A Pittsburgh City Council debate over a take-home car policy led to charges of political intimidation and bitter debate over the Law Department's credibility today, before council gave it a tentative nod by a 4-2 vote.
The heated debate reflected rising tension between what appears to be a tentative council majority and Mayor Luke Ravenstahl's administration. They have also sparred recently over billboard permit approvals and development budgeting.
Councilman Ricky Burgess, who authored legislation that would force Mayor Luke Ravenstahl to cut the number of take-home cars from 59 to 29, said he has experienced "the ugly side of politics" since introducing the proposed ordinance.
"I'm tired of my colleagues being threatened. I'm tired of my staff being threatened," he said. "Let me personally bear any political consequences of my legislative actions," he urged the alleged intimidators, whom he did not name in council proceedings.
"I certainly know that I have never threatened you," said Solicitor George Specter.
Mr. Burgess amended his legislation's key provisions to match parts of the Act 47 recovery plan that council and then-Mayor Tom Murphy approved in 2004.
Mr. Specter called it illegal, characterizing it as "micromanagement of the day-to-day operations of the city."
"The facts are that the administration makes the decision on take-home vehicles, and not this council body," said Councilman Jim Motznik, adding that it's "a bill that's going to be illegal, that the administration is not going to follow."
Mr. Specter told Councilwoman Darlene Harris that voting for the legislation would be illegal, because it infringes on mayoral power.
That sparked a fiery interrogation by Councilman Patrick Dowd.
"Is it illegal, then, for us to exercise our authority?" he asked. "If we were to bring all of the Act 47 recommendations to the table, would it be illegal for us to pass those recommendations?"
"We can talk about any one of them," Mr. Specter said. "Council is overstepping its charter and code prerogatives."
Mr. Dowd then asked if the exact same legislation would be legal, or illegal, if it were proposed by the administration.
"I think it would be legal," Mr. Specter said.
"It's illegal if it comes from the legislative branch," Mr. Dowd sniped back. "All we can do is wait for the executive branch to bring things forward to us? . . . That's amazing."
Attorney James Roberts, the co-leader of the state-picked Act 47 recovery team, has backed the take-home vehicle reduction bid. "The current legislation adopts standards to determine who should have 24-hour vehicles that are taken almost verbatim from the Recovery Plan," he wrote in a recent e-mail. "In short, council's current legislation is consistent with its 2004 ordinance adopting the Recovery Plan, all with the concurrence of the mayor."

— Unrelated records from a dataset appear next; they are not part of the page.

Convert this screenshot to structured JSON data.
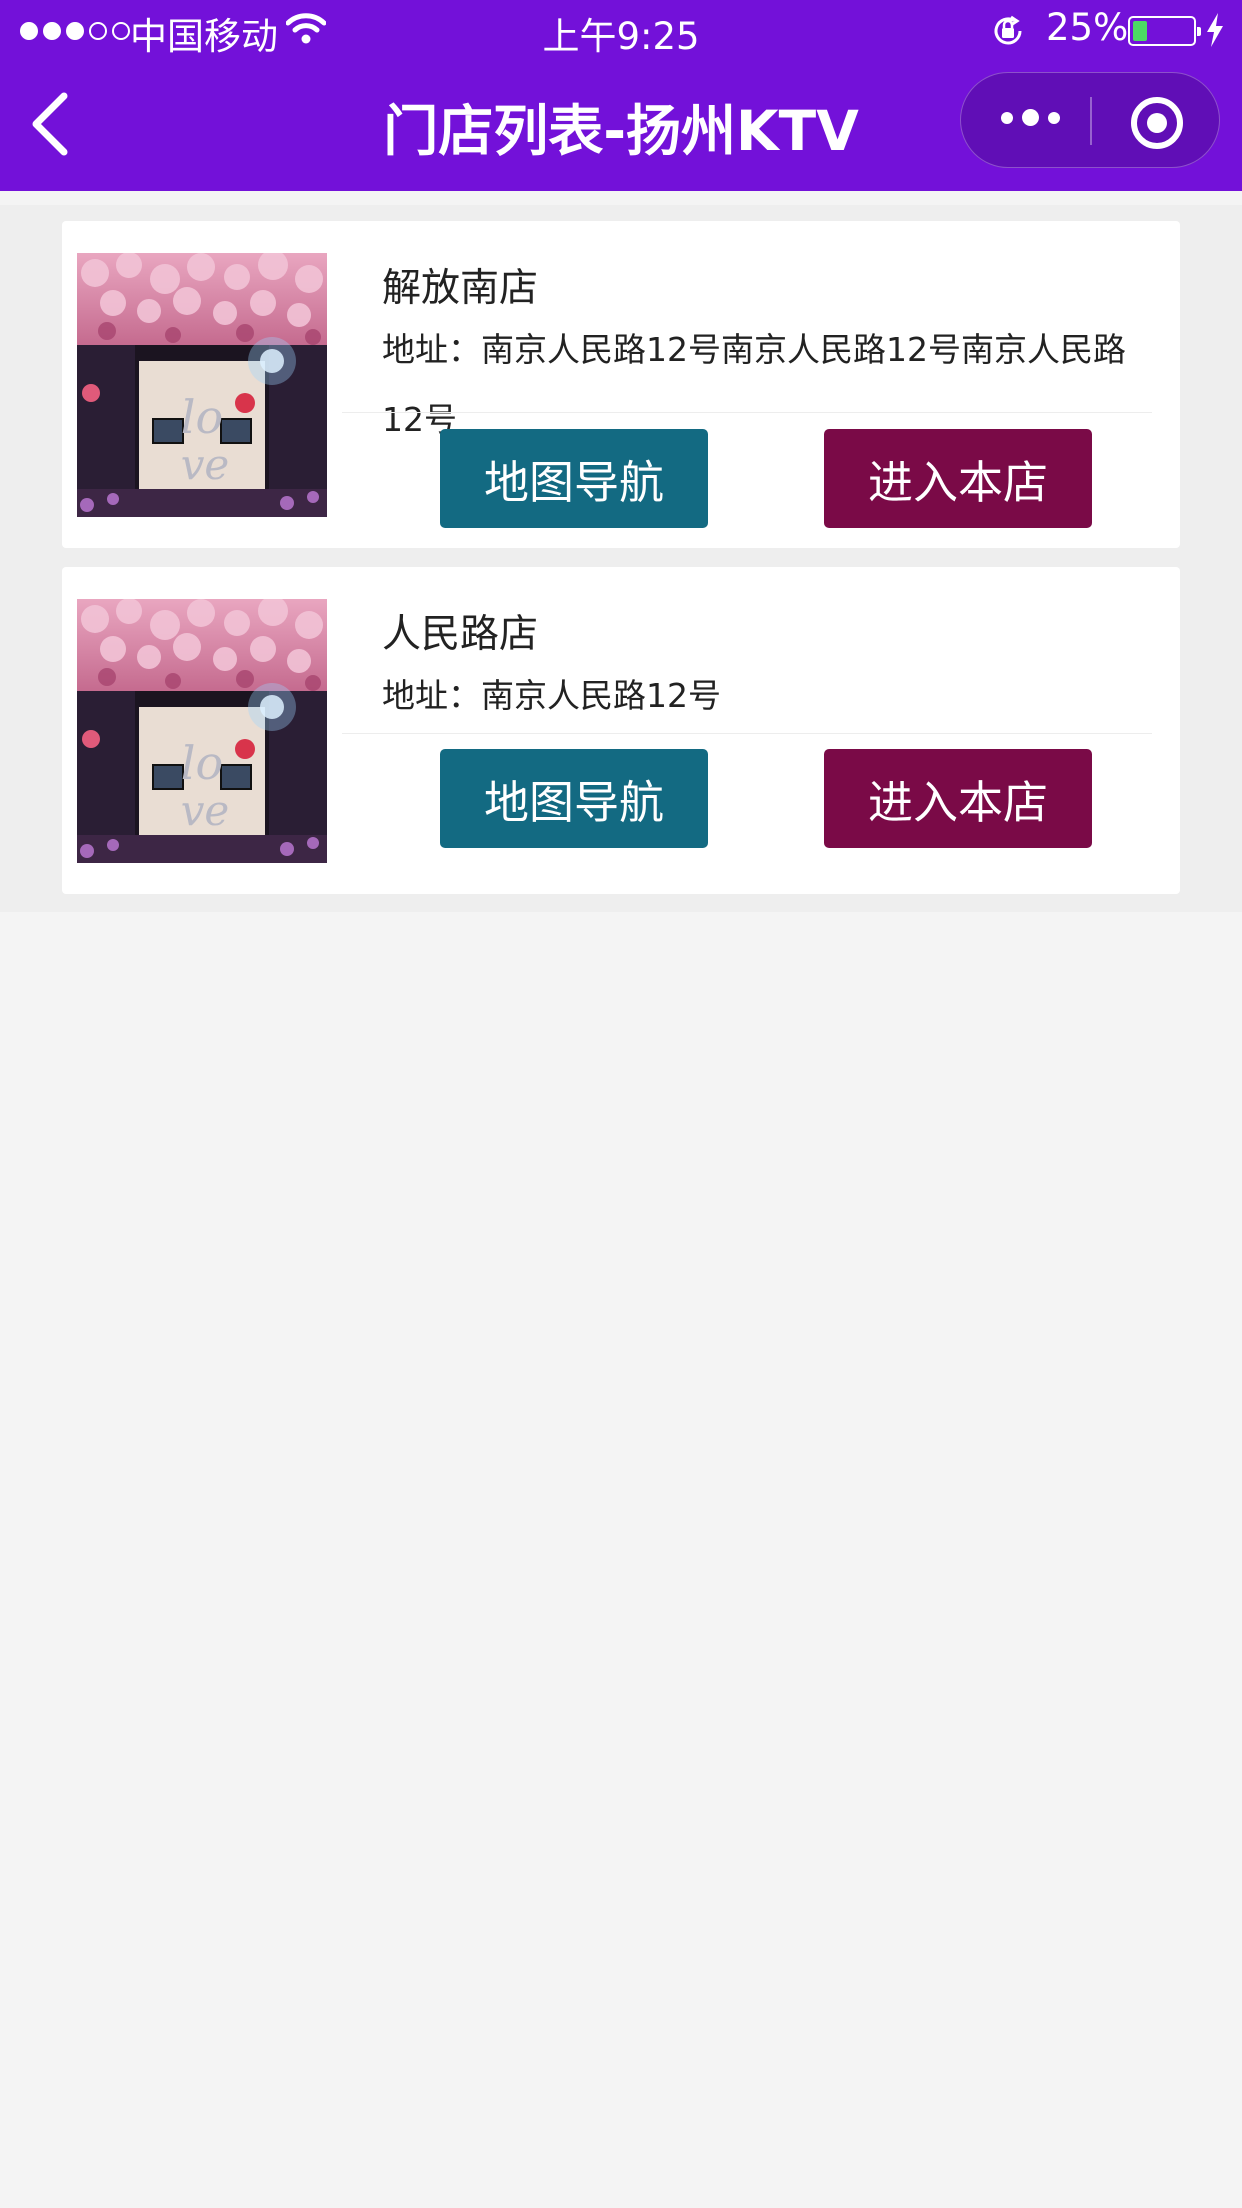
{
  "status_bar": {
    "carrier": "中国移动",
    "time": "上午9:25",
    "battery_percent": "25%",
    "battery_level": 0.25,
    "signal_bars": 3
  },
  "nav": {
    "title": "门店列表-扬州KTV"
  },
  "stores": [
    {
      "name": "解放南店",
      "address": "地址：南京人民路12号南京人民路12号南京人民路12号",
      "map_button": "地图导航",
      "enter_button": "进入本店"
    },
    {
      "name": "人民路店",
      "address": "地址：南京人民路12号",
      "map_button": "地图导航",
      "enter_button": "进入本店"
    }
  ],
  "colors": {
    "header": "#7311d9",
    "map_button": "#136a82",
    "enter_button": "#7a0a47",
    "battery_fill": "#4cd964"
  }
}
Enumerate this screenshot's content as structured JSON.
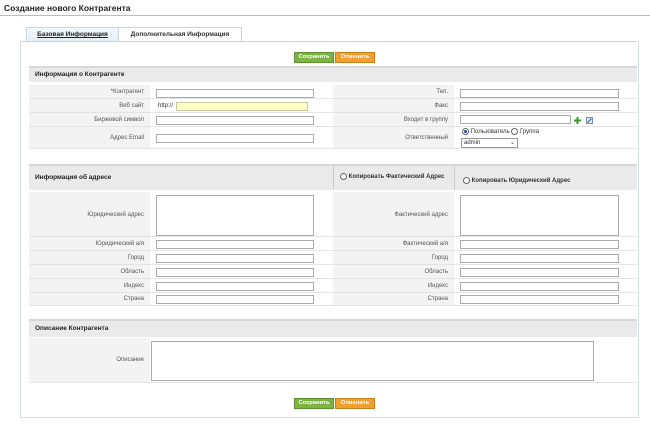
{
  "page": {
    "title": "Создание нового Контрагента"
  },
  "tabs": [
    {
      "label": "Базовая Информация"
    },
    {
      "label": "Дополнительная Информация"
    }
  ],
  "buttons": {
    "save": "Сохранить",
    "cancel": "Отменить"
  },
  "sections": {
    "contractor": "Информация о Контрагенте",
    "address": "Информация об адресе",
    "description": "Описание Контрагента"
  },
  "contractor_fields": {
    "name_label": "*Контрагент",
    "website_label": "Веб сайт",
    "website_prefix": "http://",
    "ticker_label": "Биржевой символ",
    "email_label": "Адрес Email",
    "phone_label": "Тел.",
    "fax_label": "Факс",
    "group_label": "Входит в группу",
    "owner_label": "Ответственный",
    "owner_user_option": "Пользователь",
    "owner_group_option": "Группа",
    "owner_selected": "admin"
  },
  "address": {
    "copy_actual": "Копировать Фактический Адрес",
    "copy_legal": "Копировать Юридический Адрес",
    "left_labels": [
      "Юридический адрес",
      "Юридический а/я",
      "Город",
      "Область",
      "Индекс",
      "Страна"
    ],
    "right_labels": [
      "Фактический адрес",
      "Фактический а/я",
      "Город",
      "Город",
      "Область",
      "Индекс",
      "Страна"
    ]
  },
  "description": {
    "label": "Описание"
  }
}
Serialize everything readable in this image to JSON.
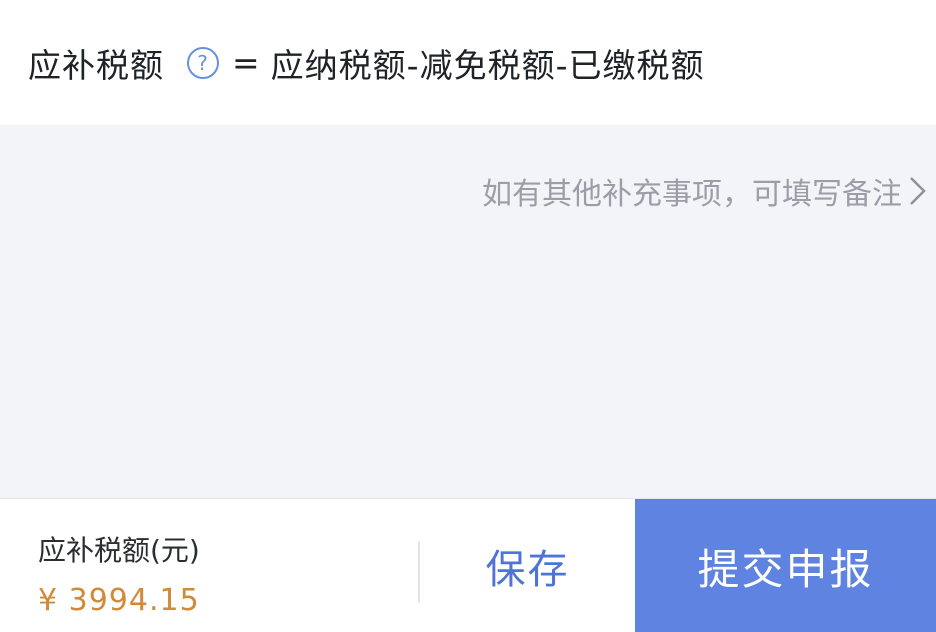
{
  "formula": {
    "term": "应补税额",
    "help_icon": "question-circle-icon",
    "equals": "=",
    "expression": "应纳税额-减免税额-已缴税额"
  },
  "note": {
    "placeholder": "如有其他补充事项，可填写备注",
    "chevron_icon": "chevron-right-icon"
  },
  "footer": {
    "amount_label": "应补税额(元)",
    "amount_value": "¥ 3994.15",
    "save_label": "保存",
    "submit_label": "提交申报"
  },
  "colors": {
    "accent": "#5f83e0",
    "link_text": "#4f74d8",
    "amount": "#d08a3a",
    "panel_bg": "#f3f4f8"
  }
}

Mr. Burgess said that Mr. Specter said at a prior special meeting on take-home cars that council could pass legislation that matched the Act 47 plan.
"This is sad," the councilman said. "It is sad for our solicitor to come here and change his opinion, on air. . . . Let's just go home. Why are we here? Why should we introduce bills?
"I'm not stupid. I don't like to be treated stupid," he continued. "How do we run a city when, if we don't like things, at any time, we just say, 'Hup! Let's change the rules.' "
"On the worst day of my career, never have I disrespected, or derogated a council member," Mr. Specter responded.
A final vote on take-home cars could occur Tuesday. It would then go to the mayor, who can veto it, sign it, or allow it to become law without his signature.
More details in tomorrow's Pittsburgh Post-Gazette.